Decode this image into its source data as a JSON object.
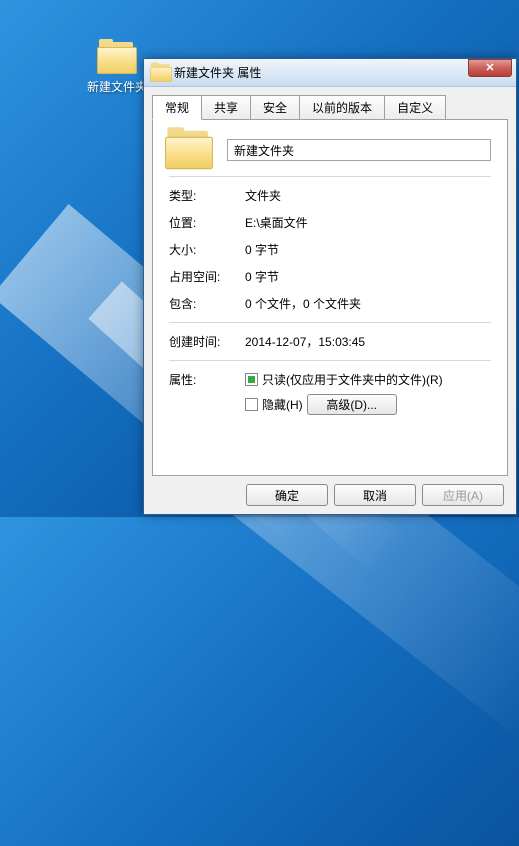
{
  "desktop": {
    "icon_label": "新建文件夹"
  },
  "dialog": {
    "title": "新建文件夹 属性",
    "tabs": [
      "常规",
      "共享",
      "安全",
      "以前的版本",
      "自定义"
    ],
    "active_tab": 0,
    "folder_name": "新建文件夹",
    "rows": {
      "type_label": "类型:",
      "type_value": "文件夹",
      "location_label": "位置:",
      "location_value": "E:\\桌面文件",
      "size_label": "大小:",
      "size_value": "0 字节",
      "disk_label": "占用空间:",
      "disk_value": "0 字节",
      "contains_label": "包含:",
      "contains_value": "0 个文件，0 个文件夹",
      "created_label": "创建时间:",
      "created_value": "2014-12-07，15:03:45",
      "attributes_label": "属性:",
      "readonly_label": "只读(仅应用于文件夹中的文件)(R)",
      "hidden_label": "隐藏(H)",
      "advanced_label": "高级(D)..."
    },
    "buttons": {
      "ok": "确定",
      "cancel": "取消",
      "apply": "应用(A)"
    }
  }
}
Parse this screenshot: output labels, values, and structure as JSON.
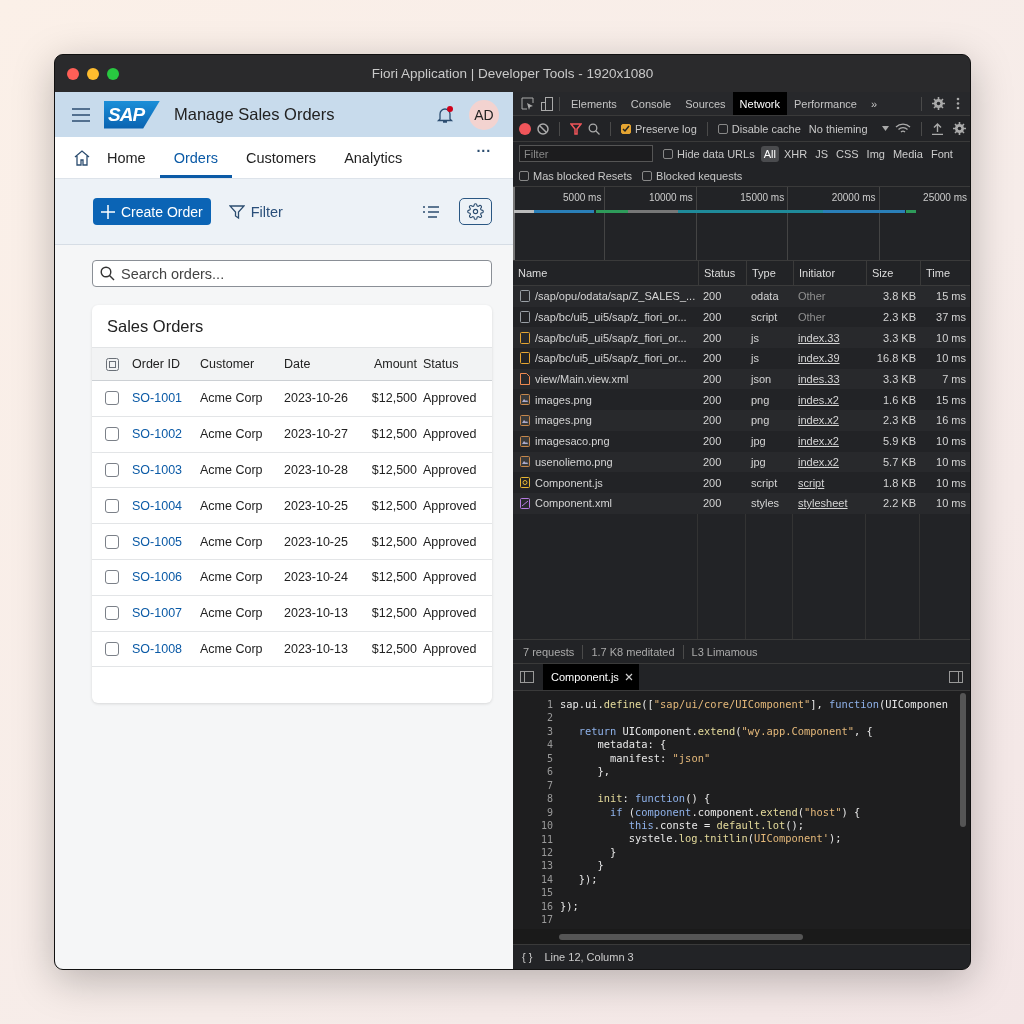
{
  "window": {
    "title": "Fiori Application | Developer Tools - 1920x1080"
  },
  "app": {
    "logo": "SAP",
    "title": "Manage Sales Orders",
    "notification": true,
    "avatar": "AD",
    "nav": [
      {
        "label": "Home",
        "selected": false
      },
      {
        "label": "Orders",
        "selected": true
      },
      {
        "label": "Customers",
        "selected": false
      },
      {
        "label": "Analytics",
        "selected": false
      }
    ],
    "nav_more": "···",
    "create_button": "Create Order",
    "filter_button": "Filter",
    "search": {
      "placeholder": "Search orders..."
    },
    "table": {
      "title": "Sales Orders",
      "columns": [
        "Order ID",
        "Customer",
        "Date",
        "Amount",
        "Status"
      ],
      "rows": [
        {
          "id": "SO-1001",
          "customer": "Acme Corp",
          "date": "2023-10-26",
          "amount": "$12,500",
          "status": "Approved",
          "checked": false
        },
        {
          "id": "SO-1002",
          "customer": "Acme Corp",
          "date": "2023-10-27",
          "amount": "$12,500",
          "status": "Approved",
          "checked": false
        },
        {
          "id": "SO-1003",
          "customer": "Acme Corp",
          "date": "2023-10-28",
          "amount": "$12,500",
          "status": "Approved",
          "checked": false
        },
        {
          "id": "SO-1004",
          "customer": "Acme Corp",
          "date": "2023-10-25",
          "amount": "$12,500",
          "status": "Approved",
          "checked": false
        },
        {
          "id": "SO-1005",
          "customer": "Acme Corp",
          "date": "2023-10-25",
          "amount": "$12,500",
          "status": "Approved",
          "checked": false
        },
        {
          "id": "SO-1006",
          "customer": "Acme Corp",
          "date": "2023-10-24",
          "amount": "$12,500",
          "status": "Approved",
          "checked": false
        },
        {
          "id": "SO-1007",
          "customer": "Acme Corp",
          "date": "2023-10-13",
          "amount": "$12,500",
          "status": "Approved",
          "checked": false
        },
        {
          "id": "SO-1008",
          "customer": "Acme Corp",
          "date": "2023-10-13",
          "amount": "$12,500",
          "status": "Approved",
          "checked": false
        }
      ]
    }
  },
  "devtools": {
    "tabs": [
      {
        "label": "Elements",
        "selected": false
      },
      {
        "label": "Console",
        "selected": false
      },
      {
        "label": "Sources",
        "selected": false
      },
      {
        "label": "Network",
        "selected": true
      },
      {
        "label": "Performance",
        "selected": false
      }
    ],
    "tabs_more": "»",
    "preserve_log": {
      "label": "Preserve log",
      "checked": true
    },
    "disable_cache": {
      "label": "Disable cache",
      "checked": false
    },
    "throttling": "No thieming",
    "filter": {
      "placeholder": "Filter"
    },
    "hide_data_urls": {
      "label": "Hide data URLs",
      "checked": false
    },
    "types": [
      {
        "label": "All",
        "selected": true
      },
      {
        "label": "XHR",
        "selected": false
      },
      {
        "label": "JS",
        "selected": false
      },
      {
        "label": "CSS",
        "selected": false
      },
      {
        "label": "Img",
        "selected": false
      },
      {
        "label": "Media",
        "selected": false
      },
      {
        "label": "Font",
        "selected": false
      }
    ],
    "blocked_resets": {
      "label": "Mas blocked Resets",
      "checked": false
    },
    "blocked_requests": {
      "label": "Blocked kequests",
      "checked": false
    },
    "timeline_ticks": [
      "5000 ms",
      "10000 ms",
      "15000 ms",
      "20000 ms",
      "25000 ms"
    ],
    "columns": [
      "Name",
      "Status",
      "Type",
      "Initiator",
      "Size",
      "Time"
    ],
    "requests": [
      {
        "kind": "doc",
        "name": "/sap/opu/odata/sap/Z_SALES_...",
        "status": "200",
        "type": "odata",
        "initiator": "Other",
        "link": false,
        "size": "3.8 KB",
        "time": "15 ms"
      },
      {
        "kind": "doc",
        "name": "/sap/bc/ui5_ui5/sap/z_fiori_or...",
        "status": "200",
        "type": "script",
        "initiator": "Other",
        "link": false,
        "size": "2.3 KB",
        "time": "37 ms"
      },
      {
        "kind": "script",
        "name": "/sap/bc/ui5_ui5/sap/z_fiori_or...",
        "status": "200",
        "type": "js",
        "initiator": "index.33",
        "link": true,
        "size": "3.3 KB",
        "time": "10 ms"
      },
      {
        "kind": "script",
        "name": "/sap/bc/ui5_ui5/sap/z_fiori_or...",
        "status": "200",
        "type": "js",
        "initiator": "index.39",
        "link": true,
        "size": "16.8 KB",
        "time": "10 ms"
      },
      {
        "kind": "file",
        "name": "view/Main.view.xml",
        "status": "200",
        "type": "json",
        "initiator": "indes.33",
        "link": true,
        "size": "3.3 KB",
        "time": "7 ms"
      },
      {
        "kind": "image",
        "name": "images.png",
        "status": "200",
        "type": "png",
        "initiator": "indes.x2",
        "link": true,
        "size": "1.6 KB",
        "time": "15 ms"
      },
      {
        "kind": "image",
        "name": "images.png",
        "status": "200",
        "type": "png",
        "initiator": "index.x2",
        "link": true,
        "size": "2.3 KB",
        "time": "16 ms"
      },
      {
        "kind": "image",
        "name": "imagesaco.png",
        "status": "200",
        "type": "jpg",
        "initiator": "index.x2",
        "link": true,
        "size": "5.9 KB",
        "time": "10 ms"
      },
      {
        "kind": "image",
        "name": "usenoliemo.png",
        "status": "200",
        "type": "jpg",
        "initiator": "index.x2",
        "link": true,
        "size": "5.7 KB",
        "time": "10 ms"
      },
      {
        "kind": "js",
        "name": "Component.js",
        "status": "200",
        "type": "script",
        "initiator": "script",
        "link": true,
        "size": "1.8 KB",
        "time": "10 ms"
      },
      {
        "kind": "style",
        "name": "Component.xml",
        "status": "200",
        "type": "styles",
        "initiator": "stylesheet",
        "link": true,
        "size": "2.2 KB",
        "time": "10 ms"
      }
    ],
    "summary": [
      "7 requests",
      "1.7 K8 meditated",
      "L3 Limamous"
    ],
    "editor_tab": "Component.js",
    "code": [
      {
        "number": "1",
        "tokens": [
          {
            "kind": "plain",
            "text": "sap.ui."
          },
          {
            "kind": "func",
            "text": "define"
          },
          {
            "kind": "plain",
            "text": "(["
          },
          {
            "kind": "string",
            "text": "\"sap/ui/core/UIComponent\""
          },
          {
            "kind": "plain",
            "text": "], "
          },
          {
            "kind": "keyword",
            "text": "function"
          },
          {
            "kind": "plain",
            "text": "(UIComponen"
          }
        ]
      },
      {
        "number": "2"
      },
      {
        "number": "3",
        "tokens": [
          {
            "kind": "keyword",
            "text": "   return"
          },
          {
            "kind": "plain",
            "text": " UIComponent."
          },
          {
            "kind": "func",
            "text": "extend"
          },
          {
            "kind": "plain",
            "text": "("
          },
          {
            "kind": "string",
            "text": "\"wy.app.Component\""
          },
          {
            "kind": "plain",
            "text": ", {"
          }
        ]
      },
      {
        "number": "4",
        "tokens": [
          {
            "kind": "plain",
            "text": "      metadata: {"
          }
        ]
      },
      {
        "number": "5",
        "tokens": [
          {
            "kind": "plain",
            "text": "        manifest: "
          },
          {
            "kind": "string",
            "text": "\"json\""
          }
        ]
      },
      {
        "number": "6",
        "tokens": [
          {
            "kind": "plain",
            "text": "      },"
          }
        ]
      },
      {
        "number": "7"
      },
      {
        "number": "8",
        "tokens": [
          {
            "kind": "func",
            "text": "      init"
          },
          {
            "kind": "plain",
            "text": ": "
          },
          {
            "kind": "keyword",
            "text": "function"
          },
          {
            "kind": "plain",
            "text": "() {"
          }
        ]
      },
      {
        "number": "9",
        "tokens": [
          {
            "kind": "keyword",
            "text": "        if"
          },
          {
            "kind": "plain",
            "text": " ("
          },
          {
            "kind": "keyword",
            "text": "component"
          },
          {
            "kind": "plain",
            "text": ".component."
          },
          {
            "kind": "func",
            "text": "extend"
          },
          {
            "kind": "plain",
            "text": "("
          },
          {
            "kind": "string",
            "text": "\"host\""
          },
          {
            "kind": "plain",
            "text": ") {"
          }
        ]
      },
      {
        "number": "10",
        "tokens": [
          {
            "kind": "keyword",
            "text": "           this"
          },
          {
            "kind": "plain",
            "text": ".conste = "
          },
          {
            "kind": "func",
            "text": "default.lot"
          },
          {
            "kind": "plain",
            "text": "();"
          }
        ]
      },
      {
        "number": "11",
        "tokens": [
          {
            "kind": "plain",
            "text": "           systele."
          },
          {
            "kind": "func",
            "text": "log.tnitlin"
          },
          {
            "kind": "plain",
            "text": "("
          },
          {
            "kind": "string",
            "text": "UIComponent'"
          },
          {
            "kind": "plain",
            "text": ");"
          }
        ]
      },
      {
        "number": "12",
        "tokens": [
          {
            "kind": "plain",
            "text": "        }"
          }
        ]
      },
      {
        "number": "13",
        "tokens": [
          {
            "kind": "plain",
            "text": "      }"
          }
        ]
      },
      {
        "number": "14",
        "tokens": [
          {
            "kind": "plain",
            "text": "   });"
          }
        ]
      },
      {
        "number": "15"
      },
      {
        "number": "16",
        "tokens": [
          {
            "kind": "plain",
            "text": "});"
          }
        ]
      },
      {
        "number": "17"
      }
    ],
    "braces": "{ }",
    "cursor": "Line 12, Column 3"
  }
}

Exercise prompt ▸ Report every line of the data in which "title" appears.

Solved exercise ▸
    "title": "新建文件夹 属性",
    "title": "Fiori Application | Developer Tools - 1920x1080"
    "title": "Manage Sales Orders",
      "title": "Sales Orders",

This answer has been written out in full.